# PROMPT
Each record below should be set down exactly.

Stored items

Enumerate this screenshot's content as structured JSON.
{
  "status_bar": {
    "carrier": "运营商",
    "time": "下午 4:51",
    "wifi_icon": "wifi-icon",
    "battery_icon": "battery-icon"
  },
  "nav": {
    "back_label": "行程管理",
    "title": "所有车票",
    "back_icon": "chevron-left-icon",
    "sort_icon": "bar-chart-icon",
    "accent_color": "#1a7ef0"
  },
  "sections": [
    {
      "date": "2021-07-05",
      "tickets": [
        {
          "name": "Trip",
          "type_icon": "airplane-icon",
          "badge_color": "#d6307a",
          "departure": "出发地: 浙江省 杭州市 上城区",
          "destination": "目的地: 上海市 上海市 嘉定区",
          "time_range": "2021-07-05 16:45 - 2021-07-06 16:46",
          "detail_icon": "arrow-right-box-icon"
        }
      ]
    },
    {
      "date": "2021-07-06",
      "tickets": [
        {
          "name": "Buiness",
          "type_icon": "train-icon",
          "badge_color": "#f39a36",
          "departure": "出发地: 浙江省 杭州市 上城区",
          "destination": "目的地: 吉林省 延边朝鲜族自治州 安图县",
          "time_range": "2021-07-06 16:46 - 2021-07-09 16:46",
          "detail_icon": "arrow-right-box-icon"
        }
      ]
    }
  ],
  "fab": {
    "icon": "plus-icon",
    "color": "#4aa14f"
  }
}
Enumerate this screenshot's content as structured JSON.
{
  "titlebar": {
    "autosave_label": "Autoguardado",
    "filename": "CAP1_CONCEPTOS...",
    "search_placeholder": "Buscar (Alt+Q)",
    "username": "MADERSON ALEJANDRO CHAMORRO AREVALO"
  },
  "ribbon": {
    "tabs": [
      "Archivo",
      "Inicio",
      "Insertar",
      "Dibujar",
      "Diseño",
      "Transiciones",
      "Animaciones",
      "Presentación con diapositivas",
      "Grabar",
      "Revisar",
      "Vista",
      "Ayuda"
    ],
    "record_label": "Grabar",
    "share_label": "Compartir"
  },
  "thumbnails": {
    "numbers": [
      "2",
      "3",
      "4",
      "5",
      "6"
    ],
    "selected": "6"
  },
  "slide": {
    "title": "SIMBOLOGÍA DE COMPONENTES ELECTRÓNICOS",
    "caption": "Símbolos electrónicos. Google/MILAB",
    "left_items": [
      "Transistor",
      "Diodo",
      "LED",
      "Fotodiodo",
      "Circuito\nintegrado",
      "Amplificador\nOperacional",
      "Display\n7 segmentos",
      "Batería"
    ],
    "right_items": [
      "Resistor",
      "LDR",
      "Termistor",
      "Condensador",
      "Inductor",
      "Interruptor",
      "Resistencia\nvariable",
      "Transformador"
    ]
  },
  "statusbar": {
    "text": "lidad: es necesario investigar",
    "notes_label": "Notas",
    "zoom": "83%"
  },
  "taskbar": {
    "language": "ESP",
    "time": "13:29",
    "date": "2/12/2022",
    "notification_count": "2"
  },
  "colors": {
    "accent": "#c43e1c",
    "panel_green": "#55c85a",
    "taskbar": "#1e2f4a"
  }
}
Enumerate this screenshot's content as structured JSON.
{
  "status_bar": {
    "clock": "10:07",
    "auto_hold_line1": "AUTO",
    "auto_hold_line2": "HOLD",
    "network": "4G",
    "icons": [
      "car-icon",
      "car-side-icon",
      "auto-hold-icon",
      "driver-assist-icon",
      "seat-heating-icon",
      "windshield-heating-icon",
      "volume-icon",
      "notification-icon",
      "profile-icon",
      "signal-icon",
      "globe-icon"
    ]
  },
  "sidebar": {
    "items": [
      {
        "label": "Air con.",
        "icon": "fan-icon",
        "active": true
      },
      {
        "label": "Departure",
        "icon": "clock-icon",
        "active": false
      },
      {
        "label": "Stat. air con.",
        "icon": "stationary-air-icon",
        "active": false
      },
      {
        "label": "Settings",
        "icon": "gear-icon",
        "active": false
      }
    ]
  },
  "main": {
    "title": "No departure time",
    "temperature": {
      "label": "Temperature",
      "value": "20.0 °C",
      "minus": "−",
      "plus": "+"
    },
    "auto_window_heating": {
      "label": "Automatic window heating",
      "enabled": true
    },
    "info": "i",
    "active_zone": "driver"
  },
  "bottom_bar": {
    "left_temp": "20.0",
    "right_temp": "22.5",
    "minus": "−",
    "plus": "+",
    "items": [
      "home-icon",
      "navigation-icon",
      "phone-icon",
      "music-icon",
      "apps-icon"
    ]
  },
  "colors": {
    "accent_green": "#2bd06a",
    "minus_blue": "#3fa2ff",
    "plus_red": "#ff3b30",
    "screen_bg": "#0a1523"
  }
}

# YOUR SOLUTION
Enumerate this screenshot's content as structured JSON.
{
  "status_bar": {
    "carrier": "运营商",
    "time": "下午 4:51",
    "wifi_icon": "wifi-icon",
    "battery_icon": "battery-icon"
  },
  "nav": {
    "back_label": "行程管理",
    "title": "所有车票",
    "back_icon": "chevron-left-icon",
    "sort_icon": "bar-chart-icon",
    "accent_color": "#1a7ef0"
  },
  "sections": [
    {
      "date": "2021-07-05",
      "tickets": [
        {
          "name": "Trip",
          "type_icon": "airplane-icon",
          "badge_color": "#d6307a",
          "departure": "出发地: 浙江省 杭州市 上城区",
          "destination": "目的地: 上海市 上海市 嘉定区",
          "time_range": "2021-07-05 16:45 - 2021-07-06 16:46",
          "detail_icon": "arrow-right-box-icon"
        }
      ]
    },
    {
      "date": "2021-07-06",
      "tickets": [
        {
          "name": "Buiness",
          "type_icon": "train-icon",
          "badge_color": "#f39a36",
          "departure": "出发地: 浙江省 杭州市 上城区",
          "destination": "目的地: 吉林省 延边朝鲜族自治州 安图县",
          "time_range": "2021-07-06 16:46 - 2021-07-09 16:46",
          "detail_icon": "arrow-right-box-icon"
        }
      ]
    }
  ],
  "fab": {
    "icon": "plus-icon",
    "color": "#4aa14f"
  }
}
Enumerate this screenshot's content as structured JSON.
{
  "titlebar": {
    "autosave_label": "Autoguardado",
    "filename": "CAP1_CONCEPTOS...",
    "search_placeholder": "Buscar (Alt+Q)",
    "username": "MADERSON ALEJANDRO CHAMORRO AREVALO"
  },
  "ribbon": {
    "tabs": [
      "Archivo",
      "Inicio",
      "Insertar",
      "Dibujar",
      "Diseño",
      "Transiciones",
      "Animaciones",
      "Presentación con diapositivas",
      "Grabar",
      "Revisar",
      "Vista",
      "Ayuda"
    ],
    "record_label": "Grabar",
    "share_label": "Compartir"
  },
  "thumbnails": {
    "numbers": [
      "2",
      "3",
      "4",
      "5",
      "6"
    ],
    "selected": "6"
  },
  "slide": {
    "title": "SIMBOLOGÍA DE COMPONENTES ELECTRÓNICOS",
    "caption": "Símbolos electrónicos. Google/MILAB",
    "left_items": [
      "Transistor",
      "Diodo",
      "LED",
      "Fotodiodo",
      "Circuito\nintegrado",
      "Amplificador\nOperacional",
      "Display\n7 segmentos",
      "Batería"
    ],
    "right_items": [
      "Resistor",
      "LDR",
      "Termistor",
      "Condensador",
      "Inductor",
      "Interruptor",
      "Resistencia\nvariable",
      "Transformador"
    ]
  },
  "statusbar": {
    "text": "lidad: es necesario investigar",
    "notes_label": "Notas",
    "zoom": "83%"
  },
  "taskbar": {
    "language": "ESP",
    "time": "13:29",
    "date": "2/12/2022",
    "notification_count": "2"
  },
  "colors": {
    "accent": "#c43e1c",
    "panel_green": "#55c85a",
    "taskbar": "#1e2f4a"
  }
}
Enumerate this screenshot's content as structured JSON.
{
  "status_bar": {
    "clock": "10:07",
    "auto_hold_line1": "AUTO",
    "auto_hold_line2": "HOLD",
    "network": "4G",
    "icons": [
      "car-icon",
      "car-side-icon",
      "auto-hold-icon",
      "driver-assist-icon",
      "seat-heating-icon",
      "windshield-heating-icon",
      "volume-icon",
      "notification-icon",
      "profile-icon",
      "signal-icon",
      "globe-icon"
    ]
  },
  "sidebar": {
    "items": [
      {
        "label": "Air con.",
        "icon": "fan-icon",
        "active": true
      },
      {
        "label": "Departure",
        "icon": "clock-icon",
        "active": false
      },
      {
        "label": "Stat. air con.",
        "icon": "stationary-air-icon",
        "active": false
      },
      {
        "label": "Settings",
        "icon": "gear-icon",
        "active": false
      }
    ]
  },
  "main": {
    "title": "No departure time",
    "temperature": {
      "label": "Temperature",
      "value": "20.0 °C",
      "minus": "−",
      "plus": "+"
    },
    "auto_window_heating": {
      "label": "Automatic window heating",
      "enabled": true
    },
    "info": "i",
    "active_zone": "driver"
  },
  "bottom_bar": {
    "left_temp": "20.0",
    "right_temp": "22.5",
    "minus": "−",
    "plus": "+",
    "items": [
      "home-icon",
      "navigation-icon",
      "phone-icon",
      "music-icon",
      "apps-icon"
    ]
  },
  "colors": {
    "accent_green": "#2bd06a",
    "minus_blue": "#3fa2ff",
    "plus_red": "#ff3b30",
    "screen_bg": "#0a1523"
  }
}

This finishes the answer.